(And see Chocolate).

The seeds of Theobroma cacao (a Mexican tree, as already described) contain a considerable quantity of nitrogen, but only from 20 to 30 per cent of animal nourishment (proteids), the remainder being "amides." The seeds are first allowed to ferment, and then roasted, their two halves coming out under pressure in a machine as "Cocoa nibs." When ground between hot rollers these nibs have their oil, or fat, melted, and they become reduced to a fluid condition, which is gradually dried, and then powdered as "soluble Cocoa." Dutch manufacturers add an alkali so as to saponify the fat. "Navy Cocoa" is a pure preparation free altogether from husk. Cocoa contains further some tannin, and is said (by Dr. Haig) to furnish when dry 59 per cent of uric acid, or xanthins, being therefore unsuitable for gouty persons. But the ash of Cocoa is strongly alkaline, consisting chiefly of potash, and phosphoric acid; and the general conclusion is that, whereas out of each hundred pounds of Cocoa no less than three and a half pounds consist of pure vegetable salts, mainly phosphates, of high nutritious value, particularly as alkalies, this article of diet is excellent for those persons who are given to the formation of uric acid as a gouty element.

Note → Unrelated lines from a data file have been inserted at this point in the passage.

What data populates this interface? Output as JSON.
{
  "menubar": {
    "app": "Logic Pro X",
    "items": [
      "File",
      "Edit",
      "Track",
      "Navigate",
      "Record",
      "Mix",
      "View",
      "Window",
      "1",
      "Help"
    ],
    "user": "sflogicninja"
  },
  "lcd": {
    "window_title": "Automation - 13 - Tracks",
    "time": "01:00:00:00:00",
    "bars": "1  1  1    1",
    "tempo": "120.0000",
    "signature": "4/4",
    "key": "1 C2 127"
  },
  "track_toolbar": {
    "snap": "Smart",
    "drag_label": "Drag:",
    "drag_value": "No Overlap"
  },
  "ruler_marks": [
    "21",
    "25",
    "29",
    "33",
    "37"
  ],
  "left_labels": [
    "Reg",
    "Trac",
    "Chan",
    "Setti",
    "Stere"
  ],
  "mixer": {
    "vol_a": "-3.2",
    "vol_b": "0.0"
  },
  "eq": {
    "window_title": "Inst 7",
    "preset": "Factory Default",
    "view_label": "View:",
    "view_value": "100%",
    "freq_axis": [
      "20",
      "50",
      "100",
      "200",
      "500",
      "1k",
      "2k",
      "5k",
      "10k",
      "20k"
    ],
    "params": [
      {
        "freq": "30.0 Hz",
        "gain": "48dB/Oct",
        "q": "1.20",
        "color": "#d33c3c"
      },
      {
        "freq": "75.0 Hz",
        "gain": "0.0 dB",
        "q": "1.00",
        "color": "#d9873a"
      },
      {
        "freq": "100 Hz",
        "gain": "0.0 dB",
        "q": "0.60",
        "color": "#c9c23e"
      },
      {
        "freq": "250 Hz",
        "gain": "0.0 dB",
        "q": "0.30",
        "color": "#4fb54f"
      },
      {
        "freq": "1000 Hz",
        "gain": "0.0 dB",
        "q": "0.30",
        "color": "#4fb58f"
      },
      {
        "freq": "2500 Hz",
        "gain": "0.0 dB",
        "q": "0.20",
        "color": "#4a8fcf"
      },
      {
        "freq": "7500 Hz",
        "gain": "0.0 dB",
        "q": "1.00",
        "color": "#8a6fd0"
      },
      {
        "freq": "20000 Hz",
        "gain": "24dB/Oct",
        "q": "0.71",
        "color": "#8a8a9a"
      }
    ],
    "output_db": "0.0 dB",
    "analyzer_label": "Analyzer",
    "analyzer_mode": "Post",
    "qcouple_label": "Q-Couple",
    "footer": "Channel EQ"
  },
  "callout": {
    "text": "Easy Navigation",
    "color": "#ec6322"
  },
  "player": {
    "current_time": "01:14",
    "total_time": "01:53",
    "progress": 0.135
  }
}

The whole bean is highly sustaining, with its fat, gum, starch, and albumin, besides the theobromin, having all the stimulating effects of tea without any harmful reaction. Cocoa contains nearly one-fifth of its full bulk as pure albumin, and in a state of fine division for being digested. But the action of Cocoa on the nervous system is much less pronounced than that of tea, or coffee, owing to the comparatively small amount of thein, or caffein, which it contains. In St. James's Street, London, when Queen Anne reigned, there was a famous Chocolate house known as the "Cocoa Tree." Its frequenters were Tories of the strictest school. In the course of time it developed into a more general club. Dr. Garth whilst sitting there had his snuff-box, which was highly ornamented with diamonds, so repeatedly borrowed by the poet Rowe in order to gain notice, that at last he took out his pencil and wrote on the lid the Greek characters Ф (phi.): P (rho.) = "Fie, Rowe!"